**WHAT YOU ARE ASKED TO DO**
Return only the line that contains "What data populates" and each line after it, through the last line of the data below, copied exactly.

========

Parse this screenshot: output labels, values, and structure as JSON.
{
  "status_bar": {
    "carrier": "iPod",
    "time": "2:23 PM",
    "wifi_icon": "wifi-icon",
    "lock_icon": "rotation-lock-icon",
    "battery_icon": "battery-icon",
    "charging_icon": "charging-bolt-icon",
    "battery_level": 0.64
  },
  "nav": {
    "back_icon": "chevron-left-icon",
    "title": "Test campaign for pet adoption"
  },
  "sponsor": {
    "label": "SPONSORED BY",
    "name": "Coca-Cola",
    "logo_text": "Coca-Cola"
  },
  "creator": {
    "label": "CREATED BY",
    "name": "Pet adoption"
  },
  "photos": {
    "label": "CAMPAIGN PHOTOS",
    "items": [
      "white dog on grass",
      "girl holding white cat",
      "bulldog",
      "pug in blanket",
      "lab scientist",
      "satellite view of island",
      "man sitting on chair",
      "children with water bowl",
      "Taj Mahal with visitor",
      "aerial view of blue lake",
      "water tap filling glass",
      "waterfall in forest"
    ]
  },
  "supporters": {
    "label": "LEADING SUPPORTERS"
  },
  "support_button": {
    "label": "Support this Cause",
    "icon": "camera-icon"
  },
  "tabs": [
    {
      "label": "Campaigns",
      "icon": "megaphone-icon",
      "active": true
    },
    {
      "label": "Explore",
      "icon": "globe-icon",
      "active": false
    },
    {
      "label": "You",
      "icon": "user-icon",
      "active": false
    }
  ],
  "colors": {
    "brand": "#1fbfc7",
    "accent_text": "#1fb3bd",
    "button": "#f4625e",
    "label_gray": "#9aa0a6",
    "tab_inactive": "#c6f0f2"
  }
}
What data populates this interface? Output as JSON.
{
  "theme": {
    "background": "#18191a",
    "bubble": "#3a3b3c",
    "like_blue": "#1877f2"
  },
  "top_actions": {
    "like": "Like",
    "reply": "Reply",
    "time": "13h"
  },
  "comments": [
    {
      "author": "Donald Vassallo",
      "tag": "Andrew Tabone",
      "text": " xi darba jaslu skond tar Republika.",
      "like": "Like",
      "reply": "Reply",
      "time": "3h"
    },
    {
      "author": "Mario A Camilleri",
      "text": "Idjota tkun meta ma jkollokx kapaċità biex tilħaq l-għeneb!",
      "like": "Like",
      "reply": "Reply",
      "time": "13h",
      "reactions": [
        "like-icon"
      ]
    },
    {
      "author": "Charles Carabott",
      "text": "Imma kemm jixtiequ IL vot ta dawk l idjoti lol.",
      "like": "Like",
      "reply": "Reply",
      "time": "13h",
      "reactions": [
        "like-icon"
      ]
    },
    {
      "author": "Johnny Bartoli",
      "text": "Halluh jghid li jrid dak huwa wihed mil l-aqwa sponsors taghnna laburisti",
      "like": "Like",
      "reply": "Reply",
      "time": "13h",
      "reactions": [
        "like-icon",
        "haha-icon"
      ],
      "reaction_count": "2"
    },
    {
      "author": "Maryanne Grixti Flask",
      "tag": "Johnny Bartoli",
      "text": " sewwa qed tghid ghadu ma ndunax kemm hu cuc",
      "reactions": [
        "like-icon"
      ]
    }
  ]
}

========

**EXERCISE RESPONSE**
What data populates this interface? Output as JSON.
{
  "theme": {
    "background": "#18191a",
    "bubble": "#3a3b3c",
    "like_blue": "#1877f2"
  },
  "top_actions": {
    "like": "Like",
    "reply": "Reply",
    "time": "13h"
  },
  "comments": [
    {
      "author": "Donald Vassallo",
      "tag": "Andrew Tabone",
      "text": " xi darba jaslu skond tar Republika.",
      "like": "Like",
      "reply": "Reply",
      "time": "3h"
    },
    {
      "author": "Mario A Camilleri",
      "text": "Idjota tkun meta ma jkollokx kapaċità biex tilħaq l-għeneb!",
      "like": "Like",
      "reply": "Reply",
      "time": "13h",
      "reactions": [
        "like-icon"
      ]
    },
    {
      "author": "Charles Carabott",
      "text": "Imma kemm jixtiequ IL vot ta dawk l idjoti lol.",
      "like": "Like",
      "reply": "Reply",
      "time": "13h",
      "reactions": [
        "like-icon"
      ]
    },
    {
      "author": "Johnny Bartoli",
      "text": "Halluh jghid li jrid dak huwa wihed mil l-aqwa sponsors taghnna laburisti",
      "like": "Like",
      "reply": "Reply",
      "time": "13h",
      "reactions": [
        "like-icon",
        "haha-icon"
      ],
      "reaction_count": "2"
    },
    {
      "author": "Maryanne Grixti Flask",
      "tag": "Johnny Bartoli",
      "text": " sewwa qed tghid ghadu ma ndunax kemm hu cuc",
      "reactions": [
        "like-icon"
      ]
    }
  ]
}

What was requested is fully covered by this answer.